Within an organization, many individuals, functions, and processes are involved to accomplish available tasks. This process brings managers and leaders in fulfilling their duties. Management and leaders are different but are related in the way that duties and obligations are accomplished. Leaders are the people who provide direction and guidelines in fulfilling the requirements of the organization while management brings together all leaders into determining the future of the organization.
Thus, leaders implement while management formulates strategies (Burke, 2002). Leadership is an important aspect, and there are different leaders within an organization. To prevent conflicts between the leaders, it is important to lay a structure that gives each a leader the role and extent of their participation within the organization. The division of leadership ensures that intra and inter conflicts are prevented and the leaders can effectively and efficiently accomplish their duties. For example, in an organization, there are the directors and supervisors and both are leaders, but the division of leadership requires that directors played clearly defined roles while the same is true for the supervisors.
This can be understood further if theories of leadership are understood. Individuals and researchers try to link change with management/ leadership. An example of a leader that has discussed extensively change and leadership in an organisation is John Kotter. John Kotter presents eight steps that are fundamental in ensuring successful change. Kotter's eight steps are to develop vision and strategy, create a powerful and guiding coalition, celebrate short-term wins, have a sense of urgency, communicate the change vision, anchor change to corporate structure, and continuous re-invigoration.
On the other hand, Dearlove and Crainer view that management is leadership is two important factors that cannot easily be differentiated and thus are usually entangled. Dearlove and Crainer state that it is important to formulate appropriate strategies and these strategies should carefully be implemented resulting in successful change at the end. The aim of most theories and models is to try to explain the rapidly changing environments of organizations. In any science or human discipline, theories and models try to provide means in which an individual can accomplish different tasks.

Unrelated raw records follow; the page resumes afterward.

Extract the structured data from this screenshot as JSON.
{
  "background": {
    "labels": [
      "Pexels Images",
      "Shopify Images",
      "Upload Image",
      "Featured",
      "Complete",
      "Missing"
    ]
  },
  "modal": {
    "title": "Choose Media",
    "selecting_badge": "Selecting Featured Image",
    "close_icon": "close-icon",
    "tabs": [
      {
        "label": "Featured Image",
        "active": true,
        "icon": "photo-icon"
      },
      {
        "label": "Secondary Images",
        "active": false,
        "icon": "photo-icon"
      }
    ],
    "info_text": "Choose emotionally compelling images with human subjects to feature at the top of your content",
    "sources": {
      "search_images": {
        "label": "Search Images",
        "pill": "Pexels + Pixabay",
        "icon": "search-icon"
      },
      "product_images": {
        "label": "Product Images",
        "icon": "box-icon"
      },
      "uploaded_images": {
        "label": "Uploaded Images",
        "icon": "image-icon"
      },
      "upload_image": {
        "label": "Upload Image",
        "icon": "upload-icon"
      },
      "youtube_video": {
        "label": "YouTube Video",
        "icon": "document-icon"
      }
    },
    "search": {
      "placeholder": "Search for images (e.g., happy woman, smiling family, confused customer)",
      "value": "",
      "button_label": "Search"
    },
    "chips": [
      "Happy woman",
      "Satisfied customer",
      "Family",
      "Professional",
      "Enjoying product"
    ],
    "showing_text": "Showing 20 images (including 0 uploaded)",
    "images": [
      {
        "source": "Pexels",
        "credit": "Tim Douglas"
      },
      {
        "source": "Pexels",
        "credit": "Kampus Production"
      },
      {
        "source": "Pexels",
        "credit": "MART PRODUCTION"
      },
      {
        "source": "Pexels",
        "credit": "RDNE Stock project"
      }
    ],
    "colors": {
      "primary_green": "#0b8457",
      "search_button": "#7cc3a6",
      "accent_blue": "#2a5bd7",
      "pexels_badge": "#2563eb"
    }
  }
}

In the case of management theories and models, the most common are contingency, systems, and chaos theory (Miner, 2005). Chaos theory view that organizations are entities that cannot be controlled, while contingency view that appropriate measures should be taken depending on situations. In the case of leadership theories, the major common theories are transactional, transformation, and situation theories. Transactional leadership theory contents that status quo should be preserved but transformation leaders encourage changes in a structured manner while situation states that decisions and leadership strategies should concur with factors and conditions that are in place at that time.
Burke, W., 2002. Organisation Change: Theory and Practice. New York Sage Publishers.
Cameron, E., and Green, M. 2004. Making Sense of Change Management: a Complete Guide to Models and Tools. London: Kogan Page Publishers.
Goethals, G. and Sorenson, G., 2006. The Quest for a General Theory of Leadership. New York: Edward Elgar Publishers.
Hussey, D., 2000. How to Manage Organisational Change. London: Kogan Page Publishers.
Miner, J. 2005, Organisational Behaviour I, New York: M.E. Sharpe Publishers.
Schyns, B. and Meindl, J., 2006. Implicit Leadership Theories, London: IAP